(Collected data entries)

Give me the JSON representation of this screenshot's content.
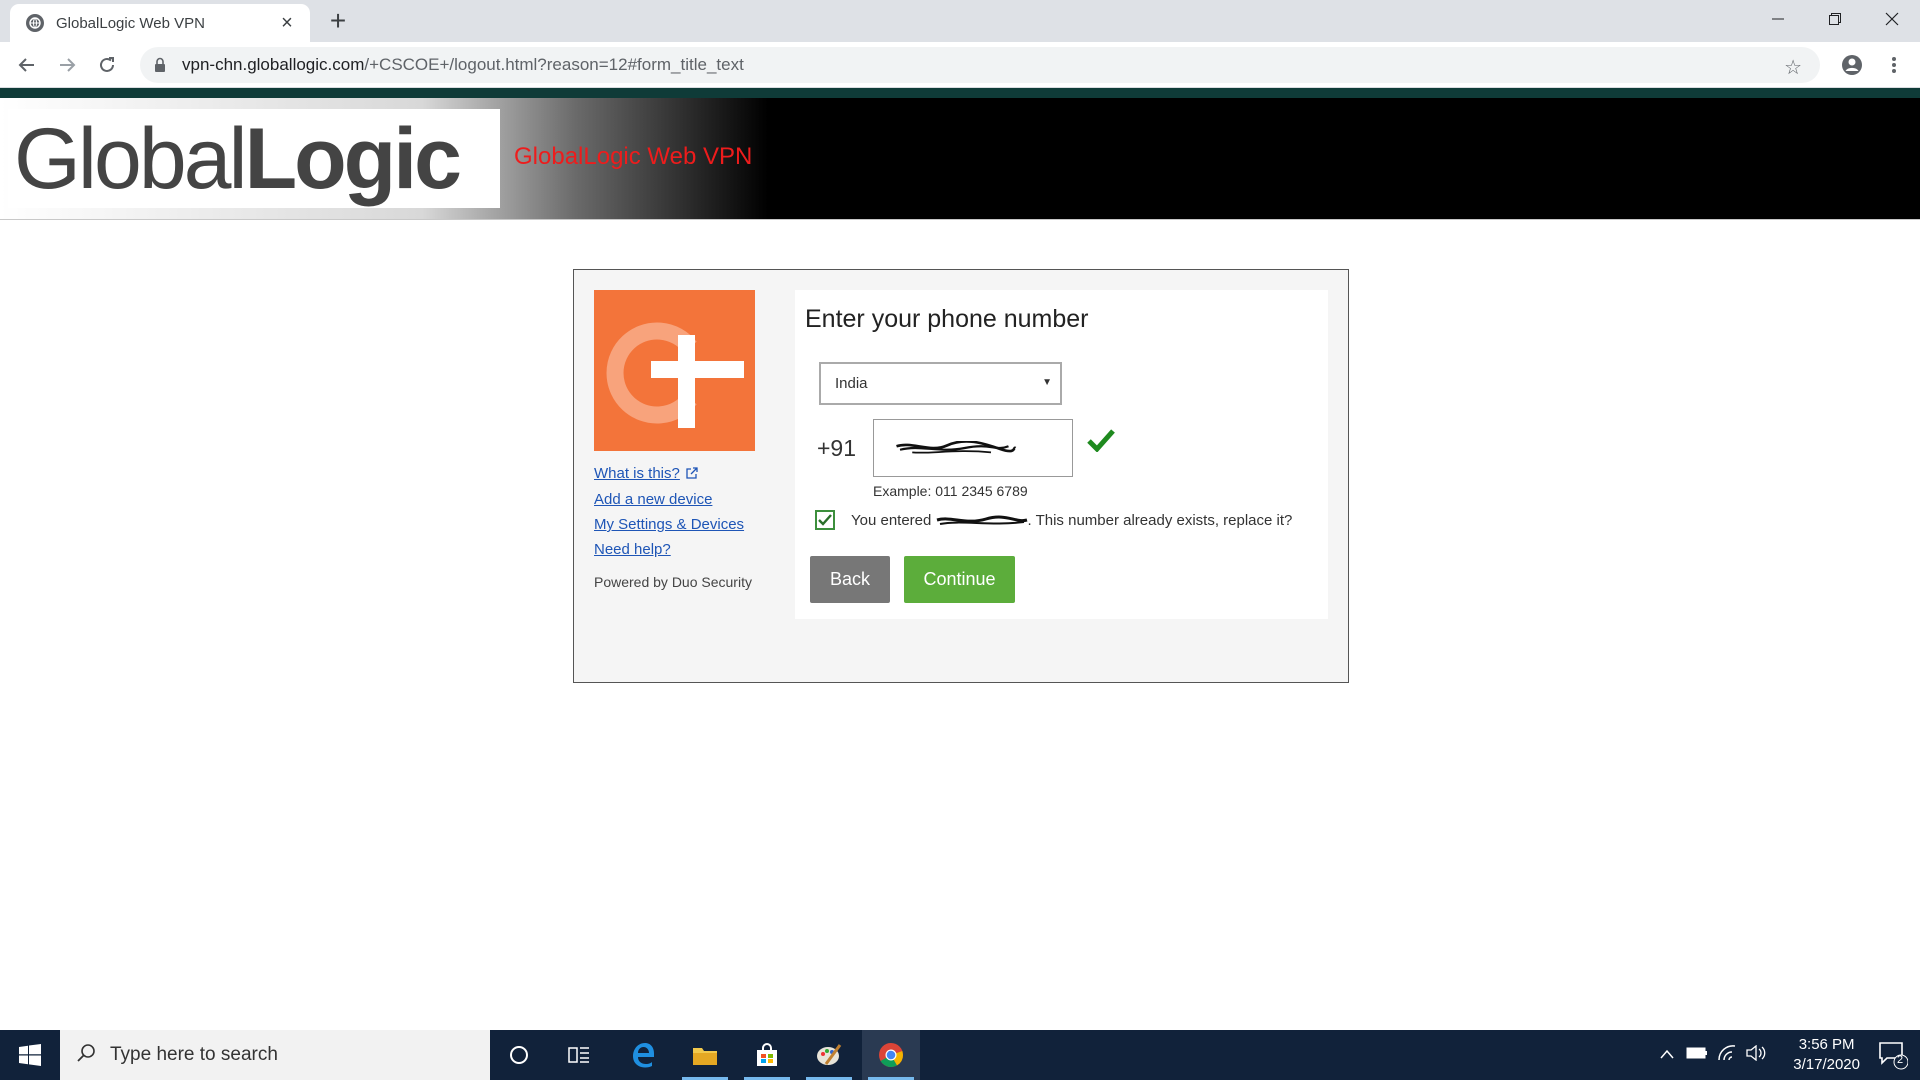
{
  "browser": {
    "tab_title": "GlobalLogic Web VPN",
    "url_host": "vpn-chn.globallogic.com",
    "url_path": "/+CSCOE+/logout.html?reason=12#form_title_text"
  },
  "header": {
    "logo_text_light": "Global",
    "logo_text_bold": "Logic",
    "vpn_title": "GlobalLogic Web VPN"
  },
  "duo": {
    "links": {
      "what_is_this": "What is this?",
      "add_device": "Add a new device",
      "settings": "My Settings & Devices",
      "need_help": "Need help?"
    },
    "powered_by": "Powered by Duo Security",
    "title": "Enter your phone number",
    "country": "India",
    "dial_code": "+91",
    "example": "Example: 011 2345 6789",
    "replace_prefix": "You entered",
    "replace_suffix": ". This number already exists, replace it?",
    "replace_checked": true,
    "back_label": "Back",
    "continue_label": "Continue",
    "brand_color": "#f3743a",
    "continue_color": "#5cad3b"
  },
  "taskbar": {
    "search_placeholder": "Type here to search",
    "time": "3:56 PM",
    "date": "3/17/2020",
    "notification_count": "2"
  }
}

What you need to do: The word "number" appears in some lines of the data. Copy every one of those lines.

Answer to this task:
    "title": "Enter your phone number",
    "replace_suffix": ". This number already exists, replace it?",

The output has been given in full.